» **Task**
If a line holds the word "icon", copy it from the entries.

[Dataset excerpts]

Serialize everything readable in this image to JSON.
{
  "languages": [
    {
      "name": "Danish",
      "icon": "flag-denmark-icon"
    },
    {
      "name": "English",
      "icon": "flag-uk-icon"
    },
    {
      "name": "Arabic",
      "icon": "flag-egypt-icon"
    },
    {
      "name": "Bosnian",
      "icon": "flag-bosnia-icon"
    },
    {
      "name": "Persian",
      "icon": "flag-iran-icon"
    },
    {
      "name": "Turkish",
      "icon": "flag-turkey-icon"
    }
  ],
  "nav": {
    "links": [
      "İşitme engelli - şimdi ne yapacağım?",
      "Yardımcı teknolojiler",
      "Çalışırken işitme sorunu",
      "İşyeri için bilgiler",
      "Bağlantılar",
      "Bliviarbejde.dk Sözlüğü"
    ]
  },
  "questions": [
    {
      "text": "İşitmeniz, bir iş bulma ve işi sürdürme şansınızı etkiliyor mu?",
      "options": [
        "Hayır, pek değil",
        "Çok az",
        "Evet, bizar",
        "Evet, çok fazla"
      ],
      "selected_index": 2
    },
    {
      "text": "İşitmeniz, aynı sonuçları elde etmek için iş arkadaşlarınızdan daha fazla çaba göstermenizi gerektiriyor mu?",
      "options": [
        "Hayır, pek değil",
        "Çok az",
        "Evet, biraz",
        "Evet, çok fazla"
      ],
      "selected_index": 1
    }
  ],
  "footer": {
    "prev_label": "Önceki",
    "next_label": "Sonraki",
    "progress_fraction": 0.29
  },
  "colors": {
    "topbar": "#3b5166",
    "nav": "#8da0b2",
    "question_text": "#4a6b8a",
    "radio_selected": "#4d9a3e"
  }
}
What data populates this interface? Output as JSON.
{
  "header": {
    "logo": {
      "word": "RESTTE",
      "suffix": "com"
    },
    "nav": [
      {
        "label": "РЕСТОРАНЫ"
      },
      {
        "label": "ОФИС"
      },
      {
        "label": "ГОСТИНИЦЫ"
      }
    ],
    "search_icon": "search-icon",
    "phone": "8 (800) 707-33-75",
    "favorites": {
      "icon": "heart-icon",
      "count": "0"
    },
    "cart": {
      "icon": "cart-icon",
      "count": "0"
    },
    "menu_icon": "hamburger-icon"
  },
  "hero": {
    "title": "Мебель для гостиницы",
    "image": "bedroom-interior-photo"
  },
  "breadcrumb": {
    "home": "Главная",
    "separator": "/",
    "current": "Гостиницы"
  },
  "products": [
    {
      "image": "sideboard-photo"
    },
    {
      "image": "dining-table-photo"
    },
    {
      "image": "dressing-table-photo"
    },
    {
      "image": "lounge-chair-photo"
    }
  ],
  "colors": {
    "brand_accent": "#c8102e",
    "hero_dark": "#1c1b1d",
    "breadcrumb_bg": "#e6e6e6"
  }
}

» **Answer space**
      "icon": "flag-denmark-icon"
      "icon": "flag-uk-icon"
      "icon": "flag-egypt-icon"
      "icon": "flag-bosnia-icon"
      "icon": "flag-iran-icon"
      "icon": "flag-turkey-icon"
    "search_icon": "search-icon",
      "icon": "heart-icon",
      "icon": "cart-icon",
    "menu_icon": "hamburger-icon"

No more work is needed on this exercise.